Shallow (3-10 feet) weedy bays. Shallow weedy bays will hold fish all year long with the right amount of sunlight and oxygen in the water. I end up fishing 90% of the time in a shallow weedy bay through the ice.
Isolated “holes” or deep sections surrounded by shallower flats and contours. Some fish like crappies like to transition through the morning from shallow to deep water and may be anywhere between the two areas at certain points of the day.
Easy access. As a beginner, there is nothing worse than getting into a situation you don’t have a lot of experience in and then needing help in cold or dangerous conditions. At least when you are starting off you will probably want to trade competition with other anglers (a common problem with easy access spots) for the risks of inexperience with more isolated or hard to access spots. Get some experience setting gear up and catching fish, then you can progress to more difficult to access areas. Even better, bring a buddy and learn together for the added bonus of ice safety.
Once you find a spot you want to try, you will begin using your ice auger to drill a hole in the ice.

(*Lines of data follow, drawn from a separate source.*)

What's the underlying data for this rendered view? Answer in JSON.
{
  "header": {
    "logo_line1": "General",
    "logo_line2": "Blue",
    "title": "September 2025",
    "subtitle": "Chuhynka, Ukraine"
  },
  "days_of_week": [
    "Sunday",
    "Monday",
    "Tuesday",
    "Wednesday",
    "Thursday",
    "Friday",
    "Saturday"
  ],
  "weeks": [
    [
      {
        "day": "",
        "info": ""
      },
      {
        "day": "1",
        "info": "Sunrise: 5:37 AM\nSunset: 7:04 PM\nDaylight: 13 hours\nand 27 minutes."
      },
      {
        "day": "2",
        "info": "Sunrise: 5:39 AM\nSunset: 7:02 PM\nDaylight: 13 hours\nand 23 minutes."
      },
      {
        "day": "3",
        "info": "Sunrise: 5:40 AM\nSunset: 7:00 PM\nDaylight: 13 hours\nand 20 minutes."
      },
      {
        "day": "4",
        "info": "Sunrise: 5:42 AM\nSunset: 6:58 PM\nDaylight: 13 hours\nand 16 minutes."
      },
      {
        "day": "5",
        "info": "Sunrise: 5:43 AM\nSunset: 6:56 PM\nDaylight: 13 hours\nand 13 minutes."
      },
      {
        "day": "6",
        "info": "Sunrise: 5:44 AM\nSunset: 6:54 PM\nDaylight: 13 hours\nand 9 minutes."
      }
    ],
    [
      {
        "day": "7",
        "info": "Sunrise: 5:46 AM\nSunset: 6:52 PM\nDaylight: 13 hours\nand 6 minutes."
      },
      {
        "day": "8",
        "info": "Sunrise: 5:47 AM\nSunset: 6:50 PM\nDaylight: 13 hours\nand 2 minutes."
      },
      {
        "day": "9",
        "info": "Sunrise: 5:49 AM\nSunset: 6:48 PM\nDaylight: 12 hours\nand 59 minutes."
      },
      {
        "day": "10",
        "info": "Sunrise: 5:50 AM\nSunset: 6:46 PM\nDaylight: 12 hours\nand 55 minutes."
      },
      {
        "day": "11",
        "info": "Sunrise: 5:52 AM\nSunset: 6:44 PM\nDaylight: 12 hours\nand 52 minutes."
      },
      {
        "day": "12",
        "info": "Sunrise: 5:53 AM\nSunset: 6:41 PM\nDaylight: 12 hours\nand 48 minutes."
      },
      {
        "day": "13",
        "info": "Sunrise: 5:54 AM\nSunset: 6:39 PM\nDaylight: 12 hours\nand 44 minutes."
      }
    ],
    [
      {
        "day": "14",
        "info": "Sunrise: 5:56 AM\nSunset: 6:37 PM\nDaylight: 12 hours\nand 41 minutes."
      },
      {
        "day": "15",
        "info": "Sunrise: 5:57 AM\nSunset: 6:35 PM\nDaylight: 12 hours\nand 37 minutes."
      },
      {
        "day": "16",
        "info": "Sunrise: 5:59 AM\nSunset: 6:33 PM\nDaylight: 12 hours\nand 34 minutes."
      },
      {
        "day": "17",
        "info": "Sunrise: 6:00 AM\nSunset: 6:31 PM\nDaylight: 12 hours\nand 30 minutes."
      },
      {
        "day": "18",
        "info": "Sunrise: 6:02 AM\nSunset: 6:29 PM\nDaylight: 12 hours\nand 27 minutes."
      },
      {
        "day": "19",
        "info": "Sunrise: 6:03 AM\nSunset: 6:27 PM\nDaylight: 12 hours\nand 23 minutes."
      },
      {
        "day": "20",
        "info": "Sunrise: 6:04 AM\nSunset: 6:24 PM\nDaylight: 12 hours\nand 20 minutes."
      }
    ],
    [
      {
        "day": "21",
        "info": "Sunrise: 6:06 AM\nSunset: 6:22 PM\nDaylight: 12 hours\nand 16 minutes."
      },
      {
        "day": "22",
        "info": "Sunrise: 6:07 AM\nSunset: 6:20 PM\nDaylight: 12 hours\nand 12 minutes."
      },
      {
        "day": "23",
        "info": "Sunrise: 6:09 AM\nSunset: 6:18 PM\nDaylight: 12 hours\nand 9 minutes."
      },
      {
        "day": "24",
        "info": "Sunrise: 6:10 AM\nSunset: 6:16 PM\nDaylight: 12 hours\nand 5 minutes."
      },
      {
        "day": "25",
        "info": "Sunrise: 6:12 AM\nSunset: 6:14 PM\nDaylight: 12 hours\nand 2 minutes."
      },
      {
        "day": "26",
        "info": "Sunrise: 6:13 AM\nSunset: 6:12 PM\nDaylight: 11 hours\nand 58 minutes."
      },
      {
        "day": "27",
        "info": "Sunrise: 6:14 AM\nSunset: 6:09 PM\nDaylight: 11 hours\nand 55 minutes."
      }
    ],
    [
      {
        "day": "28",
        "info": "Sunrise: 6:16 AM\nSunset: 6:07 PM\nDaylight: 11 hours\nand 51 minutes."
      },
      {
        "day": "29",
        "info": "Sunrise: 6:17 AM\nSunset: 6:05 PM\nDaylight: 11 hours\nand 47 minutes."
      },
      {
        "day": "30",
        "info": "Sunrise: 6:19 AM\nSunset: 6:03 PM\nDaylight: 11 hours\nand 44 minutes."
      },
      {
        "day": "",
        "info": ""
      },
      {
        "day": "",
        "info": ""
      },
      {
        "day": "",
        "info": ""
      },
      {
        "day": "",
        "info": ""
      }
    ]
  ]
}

Here is where the rubber boots will pay dividends. When you finish drilling your hole and pull the auger back out of the hole it will pull up a bunch of water that will overflow from the hole and out onto the ice and anything else that is within a foot radius of the hole. This will include your feet almost every time. Wet and cold feet in winter conditions while sitting on a frozen lake is a great way to end your day early. After you are done drilling the hole you will want to use a small scoop to get the free-floating ice chunks out of the hole, so the chunks do not interfere with your fishing line.
How Do You Get a Fish to Bite Ice Fishing?
Getting your first fish to bite through the ice can be extremely painful without electronics or other anglers to give you some indications. If you don’t have electronics, here are some general starting points to hopefully get you that first bite and start building confidence.
Depth – You usually want your jig above the fish so find the bottom and real up a few turns of the reel. Experiment with different distances from the bottom to find where the active fish want to eat in the water column.
Technique – Big, crazy jigging movements will attract fish, but you want to give the rod periods of time where you simply try to vibrate the jig in place in the water column. As you vibrate, slowly start to raise your rod, and I do mean slowly (think dead fly floating to the surface). Fish will usually dart up and hit your bait as you start to raise your rod. Sometimes they will also hit on the fall. When you first drop your bait down and get your depth set, start by carefully vibrating the jig in place just to see if something followed it down. Then you can start into your other sequences.
Ice fishing bites are not always hard tugs like in the summer. You will want a strike indicator, spring bobber, or soft-tip rod to be able to detect light bites.
Don’t be afraid to move spots. Stay mobile if you are struggling to get a bite, but always maintain ice safety awareness even when moving spots by using your spud.
There are many rabbit holes you can jump down to put tons of bells and whistles on your gear and make things very easy, comfortable, and expensive. There are a few upgrades to your set up that will make a giant difference in your learning curve, and the biggest one is a fish finder (or sonar unit). If you can afford even a helix 5 or another brand small unit, it will expedite your ability to put the puzzle pieces together on the ice. Don’t forget that ice fishing is a serious water safety risk. No ice is safe, and you should learn how to use a spud bar and check ice thickness as you walk. Despite the risk, ice fishing is one of the most rewarding and enjoyable chances at a delicious limit all year.